To do
Your answer should hold all lines of the entries that include the word "Tables".
Segment Open
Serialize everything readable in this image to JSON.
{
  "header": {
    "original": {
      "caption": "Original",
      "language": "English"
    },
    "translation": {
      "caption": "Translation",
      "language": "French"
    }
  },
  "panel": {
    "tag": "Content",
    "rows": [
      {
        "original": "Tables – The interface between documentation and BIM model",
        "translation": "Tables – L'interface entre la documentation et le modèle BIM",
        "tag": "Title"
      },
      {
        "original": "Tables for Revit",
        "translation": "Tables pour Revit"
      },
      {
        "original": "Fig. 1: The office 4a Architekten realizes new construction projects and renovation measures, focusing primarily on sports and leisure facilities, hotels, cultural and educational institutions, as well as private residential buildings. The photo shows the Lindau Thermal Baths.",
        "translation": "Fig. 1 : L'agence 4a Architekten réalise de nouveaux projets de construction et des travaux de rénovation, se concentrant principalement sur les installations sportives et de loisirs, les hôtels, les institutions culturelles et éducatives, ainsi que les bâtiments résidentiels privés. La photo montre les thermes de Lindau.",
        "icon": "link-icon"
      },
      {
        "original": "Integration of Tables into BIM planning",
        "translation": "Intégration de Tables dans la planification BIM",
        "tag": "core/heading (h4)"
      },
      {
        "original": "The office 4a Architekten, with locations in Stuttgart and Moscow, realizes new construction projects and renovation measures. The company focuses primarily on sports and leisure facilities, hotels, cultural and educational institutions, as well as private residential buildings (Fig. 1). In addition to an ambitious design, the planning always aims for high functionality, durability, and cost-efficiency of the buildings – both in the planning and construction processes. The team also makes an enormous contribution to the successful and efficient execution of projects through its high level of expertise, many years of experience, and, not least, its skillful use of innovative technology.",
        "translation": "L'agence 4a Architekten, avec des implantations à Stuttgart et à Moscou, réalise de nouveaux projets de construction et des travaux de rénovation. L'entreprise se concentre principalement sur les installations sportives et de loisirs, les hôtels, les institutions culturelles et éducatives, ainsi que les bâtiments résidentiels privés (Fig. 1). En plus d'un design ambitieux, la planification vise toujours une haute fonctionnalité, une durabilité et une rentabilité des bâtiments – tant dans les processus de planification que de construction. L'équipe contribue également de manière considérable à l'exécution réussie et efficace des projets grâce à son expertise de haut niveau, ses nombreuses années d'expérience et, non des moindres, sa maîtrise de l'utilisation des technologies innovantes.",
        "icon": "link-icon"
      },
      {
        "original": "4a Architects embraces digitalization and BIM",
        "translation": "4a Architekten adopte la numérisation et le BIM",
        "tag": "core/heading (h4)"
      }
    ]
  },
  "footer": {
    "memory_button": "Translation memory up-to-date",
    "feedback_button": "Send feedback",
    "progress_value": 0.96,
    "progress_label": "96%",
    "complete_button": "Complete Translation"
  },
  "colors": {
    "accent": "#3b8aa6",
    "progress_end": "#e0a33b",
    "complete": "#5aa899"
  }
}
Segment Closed
Completed task
        "original": "Tables – The interface between documentation and BIM model",
        "translation": "Tables – L'interface entre la documentation et le modèle BIM",
        "original": "Tables for Revit",
        "translation": "Tables pour Revit"
        "original": "Integration of Tables into BIM planning",
        "translation": "Intégration de Tables dans la planification BIM",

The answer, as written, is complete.